I never got to actually see what happened with my two patients. I had to leave, sent elsewhere, before I knew if they lived or if they died. And so, it was with marvelous relief I heard, from the MSF staff that continued after I moved on, that Tabitha’s tests eventually came back negative and she was considered cured. And John. After much worry and intervention (so many antibiotics, a change of medicine, new other medicine, a blood transfusion and many weeks of daily meticulous care (mostly by his marvelous mother), he turned the corner, started to sit up, to eat, to smile and then to actually make jokes with the nurses.
We sent them both home, well.
But, then, the husband of the woman that I told you about before, the woman who smiled at me, over and over, every time I went to see her in the TB (tuberculosis ward, where she went after we treated her Kala Azar), her husband came up to me, and in the universal language of grief, let me know, with no words at all, that his wife, the mother of his children, had passed. Just then. He wanted to let me know. And he said thank you for all I had done. And he asked for some money, so he could make the boat trip home to tell his children. He said (through my amazing translator) he would return to get her body, and take it home. I said Malish, malish Sorry, sorry again, and again, because I don’t know enough words in his language, to express my sadness.
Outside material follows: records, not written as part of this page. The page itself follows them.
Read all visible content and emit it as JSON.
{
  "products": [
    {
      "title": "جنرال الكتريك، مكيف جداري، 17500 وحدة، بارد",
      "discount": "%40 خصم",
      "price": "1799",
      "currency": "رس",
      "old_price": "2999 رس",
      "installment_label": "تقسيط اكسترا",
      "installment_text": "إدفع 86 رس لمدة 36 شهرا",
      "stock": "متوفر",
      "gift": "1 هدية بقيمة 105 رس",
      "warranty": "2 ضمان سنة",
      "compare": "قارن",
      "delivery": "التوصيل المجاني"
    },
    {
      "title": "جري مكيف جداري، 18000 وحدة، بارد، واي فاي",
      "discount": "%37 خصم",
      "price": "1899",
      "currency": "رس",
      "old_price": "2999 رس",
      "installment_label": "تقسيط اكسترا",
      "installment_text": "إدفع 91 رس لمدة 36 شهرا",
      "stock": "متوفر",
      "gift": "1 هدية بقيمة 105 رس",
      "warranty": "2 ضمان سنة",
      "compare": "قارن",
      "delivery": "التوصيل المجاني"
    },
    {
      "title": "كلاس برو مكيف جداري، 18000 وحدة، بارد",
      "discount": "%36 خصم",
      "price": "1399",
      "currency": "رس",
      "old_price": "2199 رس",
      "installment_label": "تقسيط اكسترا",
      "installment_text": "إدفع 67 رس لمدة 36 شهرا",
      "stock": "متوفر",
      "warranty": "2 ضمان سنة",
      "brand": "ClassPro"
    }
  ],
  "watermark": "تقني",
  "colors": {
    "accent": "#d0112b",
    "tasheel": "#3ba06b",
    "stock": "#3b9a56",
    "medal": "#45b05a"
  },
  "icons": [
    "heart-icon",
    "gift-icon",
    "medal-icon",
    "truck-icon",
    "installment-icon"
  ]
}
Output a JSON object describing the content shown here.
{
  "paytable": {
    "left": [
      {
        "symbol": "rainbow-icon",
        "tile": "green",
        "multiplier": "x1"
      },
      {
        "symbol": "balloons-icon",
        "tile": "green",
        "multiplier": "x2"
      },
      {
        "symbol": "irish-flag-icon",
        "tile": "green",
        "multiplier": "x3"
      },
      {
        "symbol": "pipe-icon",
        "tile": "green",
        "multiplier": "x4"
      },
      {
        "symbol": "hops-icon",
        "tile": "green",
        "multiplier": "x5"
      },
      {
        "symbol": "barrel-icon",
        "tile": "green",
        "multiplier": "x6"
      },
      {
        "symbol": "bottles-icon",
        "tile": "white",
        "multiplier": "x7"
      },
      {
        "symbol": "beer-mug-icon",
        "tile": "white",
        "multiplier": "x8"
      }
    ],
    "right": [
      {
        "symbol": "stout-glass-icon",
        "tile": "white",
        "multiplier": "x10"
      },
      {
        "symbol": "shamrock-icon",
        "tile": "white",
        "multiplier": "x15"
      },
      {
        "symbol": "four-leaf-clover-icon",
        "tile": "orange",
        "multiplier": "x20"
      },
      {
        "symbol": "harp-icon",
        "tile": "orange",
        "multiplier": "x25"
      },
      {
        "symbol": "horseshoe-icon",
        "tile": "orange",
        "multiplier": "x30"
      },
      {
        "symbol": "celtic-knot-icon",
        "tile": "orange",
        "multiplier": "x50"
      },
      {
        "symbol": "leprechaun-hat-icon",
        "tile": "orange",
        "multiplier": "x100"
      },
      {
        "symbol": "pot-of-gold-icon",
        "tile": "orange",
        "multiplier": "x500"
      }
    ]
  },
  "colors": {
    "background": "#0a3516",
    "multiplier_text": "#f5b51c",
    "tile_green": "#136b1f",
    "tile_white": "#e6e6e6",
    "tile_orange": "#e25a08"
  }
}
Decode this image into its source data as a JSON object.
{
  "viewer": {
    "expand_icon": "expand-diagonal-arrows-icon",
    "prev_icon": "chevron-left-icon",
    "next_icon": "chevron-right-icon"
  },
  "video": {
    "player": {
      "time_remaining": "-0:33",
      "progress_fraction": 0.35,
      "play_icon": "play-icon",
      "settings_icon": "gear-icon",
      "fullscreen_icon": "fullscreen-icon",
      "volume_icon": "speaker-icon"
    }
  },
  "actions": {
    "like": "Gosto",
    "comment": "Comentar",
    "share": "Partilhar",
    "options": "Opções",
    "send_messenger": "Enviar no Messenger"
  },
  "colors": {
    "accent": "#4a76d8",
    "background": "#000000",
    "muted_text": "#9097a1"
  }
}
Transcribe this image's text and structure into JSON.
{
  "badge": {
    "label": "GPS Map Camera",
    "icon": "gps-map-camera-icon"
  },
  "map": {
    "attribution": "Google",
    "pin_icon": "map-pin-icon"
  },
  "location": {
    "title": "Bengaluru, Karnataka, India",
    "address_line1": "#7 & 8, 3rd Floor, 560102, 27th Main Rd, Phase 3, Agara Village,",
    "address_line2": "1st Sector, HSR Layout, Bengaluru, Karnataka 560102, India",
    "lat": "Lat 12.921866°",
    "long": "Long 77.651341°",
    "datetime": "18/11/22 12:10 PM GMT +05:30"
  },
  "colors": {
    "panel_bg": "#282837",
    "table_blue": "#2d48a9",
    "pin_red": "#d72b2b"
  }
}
I am learning, slowly, with the help of my African MSF colleagues, to cope with this. They are supportive, they let me lean on their shoulder when I need to, and they show me how to move forward and continue the work despite my wish to hide away and not do this anymore. They have the experience that I do not have, despite my previous African work history, to really accept that which I cannot change, and to move on to the next patient that I can help. It is hard and exhausting work.
So, it is interesting to watch yourself adapt. To accept that this Saturday night, it is ok to celebrate a birthday, to wish someone farewell as they finish their mission, to dance and to dance some more. I think it is good for coping. It is fine, it is acceptable, it is crucial, to enjoy in the midst of this incredibly difficult work. To really accept that your best is all you can do, and head back the next day rested, restored, and maybe with a headache from a beer too many. At least (so far) I haven't started smoking as a stress reliever. Many do.
And then, suddenly, my PC (Project Coordinator, the boss of me) told me that I could go to where I wanted to go. Pagil.